ΔGf is the change in free energy that occurs when 1 mol of a substance in its standard state is formed from the component elements in their standard states.

### 2. What are the two types of free energy?

Free energy comes in two types: the Helmholtz free energy F, sometimes called the work function, and the Gibbs free energy G. Gibbs Free Energy determines the spontaneity of a reaction at constant temperature and pressure, while Helmholtz Free Energy is relevant for systems with constant volume, measuring the maximum non-expansion work possible.

### 3. What are the 2 major types of energy?

The two major types of energy are kinetic energy and potential energy. Kinetic energy is the energy of motion, such as a windmill spinning in the wind. Potential energy is stored energy.

### 4. What are the sources of energy?

Energy comes from various sources, including fossil fuels like coal, oil, and natural gas, as well as renewable sources such as solar, wind, hydroelectric, and biomass. Nuclear energy, derived from the splitting of atoms in nuclear reactors, is another significant source, while geothermal energy harnesses heat from the Earth’s interior.

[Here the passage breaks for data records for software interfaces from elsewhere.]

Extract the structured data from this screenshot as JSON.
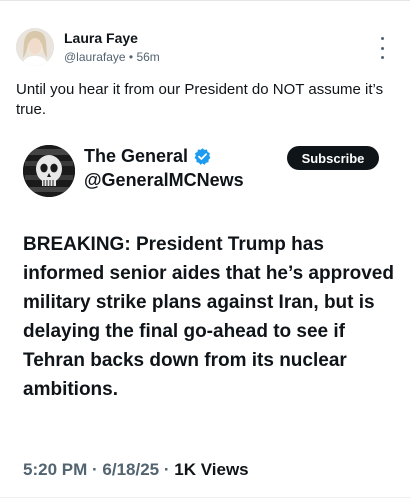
{
  "post": {
    "author_name": "Laura Faye",
    "handle": "@laurafaye",
    "separator": "•",
    "time": "56m",
    "text": "Until you hear it from our President do NOT assume it’s true."
  },
  "quote": {
    "author_name": "The General",
    "handle": "@GeneralMCNews",
    "subscribe_label": "Subscribe",
    "text": "BREAKING: President Trump has informed senior aides that he’s approved military strike plans against Iran, but is delaying the final go-ahead to see if Tehran backs down from its nuclear ambitions.",
    "time": "5:20 PM",
    "date": "6/18/25",
    "dot": "·",
    "views_count": "1K",
    "views_label": "Views"
  },
  "icons": {
    "more": "more-vertical-icon",
    "verified": "verified-badge-icon"
  },
  "colors": {
    "text": "#0f1419",
    "secondary": "#536471",
    "verified": "#1d9bf0",
    "button_bg": "#0f1419"
  }
}
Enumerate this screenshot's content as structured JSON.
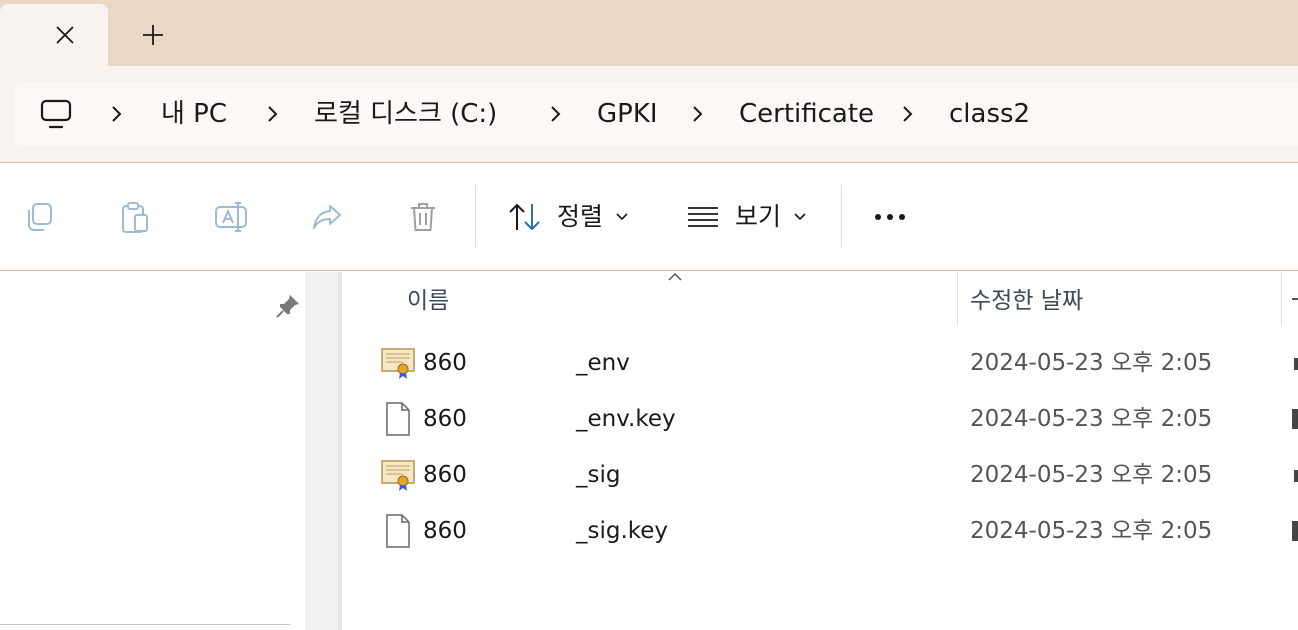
{
  "tabs": {
    "close_glyph": "✕",
    "new_tab_glyph": "+"
  },
  "breadcrumb": {
    "items": [
      "내 PC",
      "로컬 디스크 (C:)",
      "GPKI",
      "Certificate",
      "class2"
    ],
    "separator": "›"
  },
  "commands": {
    "copy": "copy-icon",
    "paste": "paste-icon",
    "rename": "rename-icon",
    "share": "share-icon",
    "delete": "trash-icon",
    "sort_label": "정렬",
    "view_label": "보기",
    "more": "•••"
  },
  "columns": {
    "name": "이름",
    "modified": "수정한 날짜"
  },
  "files": [
    {
      "name": "860",
      "suffix": "_env",
      "date": "2024-05-23 오후 2:05",
      "icon": "certificate-icon"
    },
    {
      "name": "860",
      "suffix": "_env.key",
      "date": "2024-05-23 오후 2:05",
      "icon": "file-icon"
    },
    {
      "name": "860",
      "suffix": "_sig",
      "date": "2024-05-23 오후 2:05",
      "icon": "certificate-icon"
    },
    {
      "name": "860",
      "suffix": "_sig.key",
      "date": "2024-05-23 오후 2:05",
      "icon": "file-icon"
    }
  ],
  "colors": {
    "tabstrip": "#e8d9c6",
    "toolbar_bg": "#f8f3ef",
    "accent_blue": "#2f6fb7",
    "disabled_icon": "#9fbad6"
  }
}
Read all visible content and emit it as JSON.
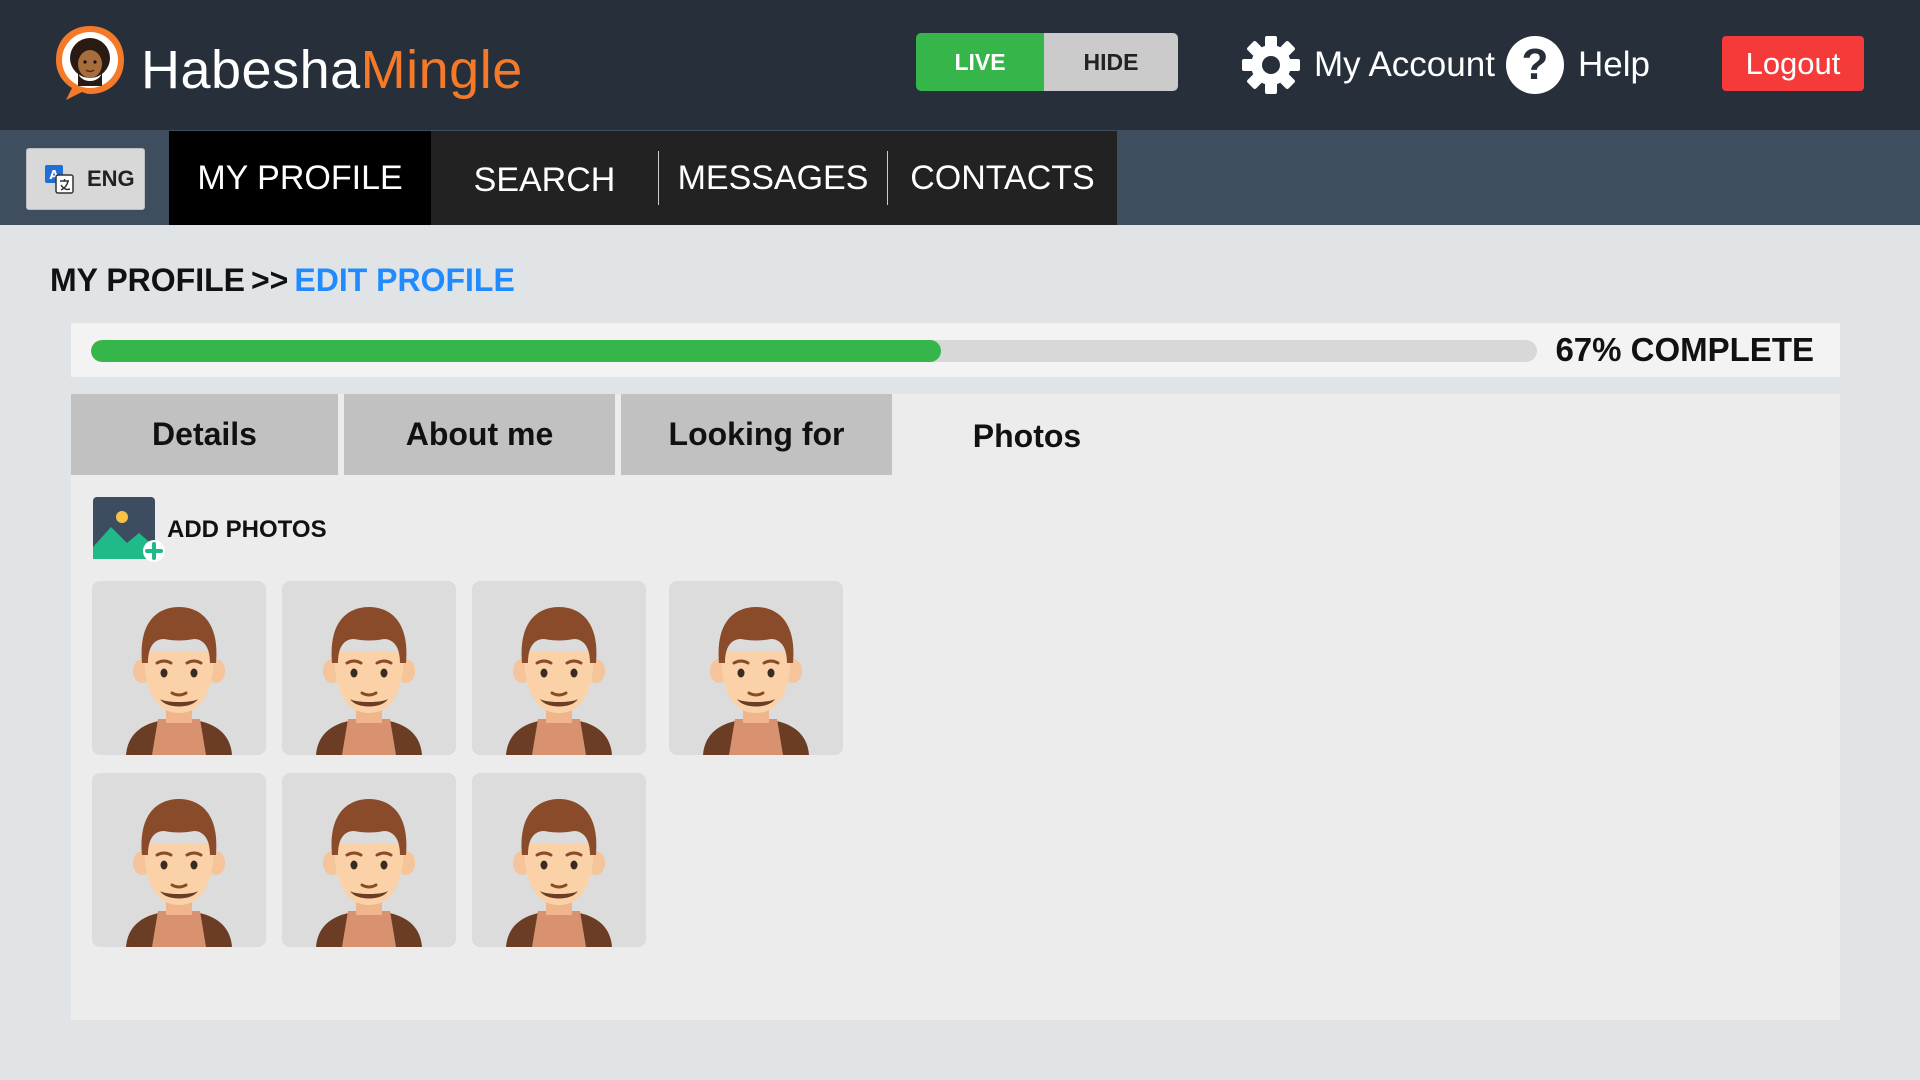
{
  "brand": {
    "name_part1": "Habesha",
    "name_part2": "Mingle",
    "colors": {
      "header": "#27303a",
      "nav": "#3f4e5f",
      "accent": "#f47a2a",
      "green": "#35b54a",
      "red": "#f53a3a",
      "link_blue": "#1f8bff"
    }
  },
  "header": {
    "visibility_toggle": {
      "live_label": "LIVE",
      "hide_label": "HIDE",
      "selected": "LIVE"
    },
    "account_label": "My Account",
    "account_icon": "gear-icon",
    "help_label": "Help",
    "help_icon": "question-circle-icon",
    "logout_label": "Logout"
  },
  "nav": {
    "language_label": "ENG",
    "language_icon": "translate-icon",
    "tabs": [
      {
        "label": "MY PROFILE",
        "active": true
      },
      {
        "label": "SEARCH",
        "active": false
      },
      {
        "label": "MESSAGES",
        "active": false
      },
      {
        "label": "CONTACTS",
        "active": false
      }
    ]
  },
  "breadcrumb": {
    "root": "MY PROFILE",
    "separator": ">>",
    "current": "EDIT PROFILE"
  },
  "progress": {
    "percent": 58.8,
    "label": "67% COMPLETE"
  },
  "edit_tabs": [
    {
      "label": "Details",
      "active": false
    },
    {
      "label": "About me",
      "active": false
    },
    {
      "label": "Looking for",
      "active": false
    },
    {
      "label": "Photos",
      "active": true
    }
  ],
  "photos": {
    "add_label": "ADD PHOTOS",
    "add_icon": "add-photo-icon",
    "count": 7,
    "thumbnail_icon": "male-avatar-icon"
  }
}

##### Reference:

1. “Free Energy.” Encyclopedia Britannica.
2. “Standard Gibbs Free Energy of Formation.” Wikipedia. Wikipedia Foundation.

##### Image Courtesy:

1. “Gibbs free energy changes” By Microbialmatt – Own work (CC BY-SA 4.0) via Commons Wikimedia

### About the Author: Hasini A

Hasini is a graduate of Applied Science with a strong background in forestry, environmental science, chemistry, and management science. She is an amateur photographer with a keen interest in exploring the wonders of nature and science.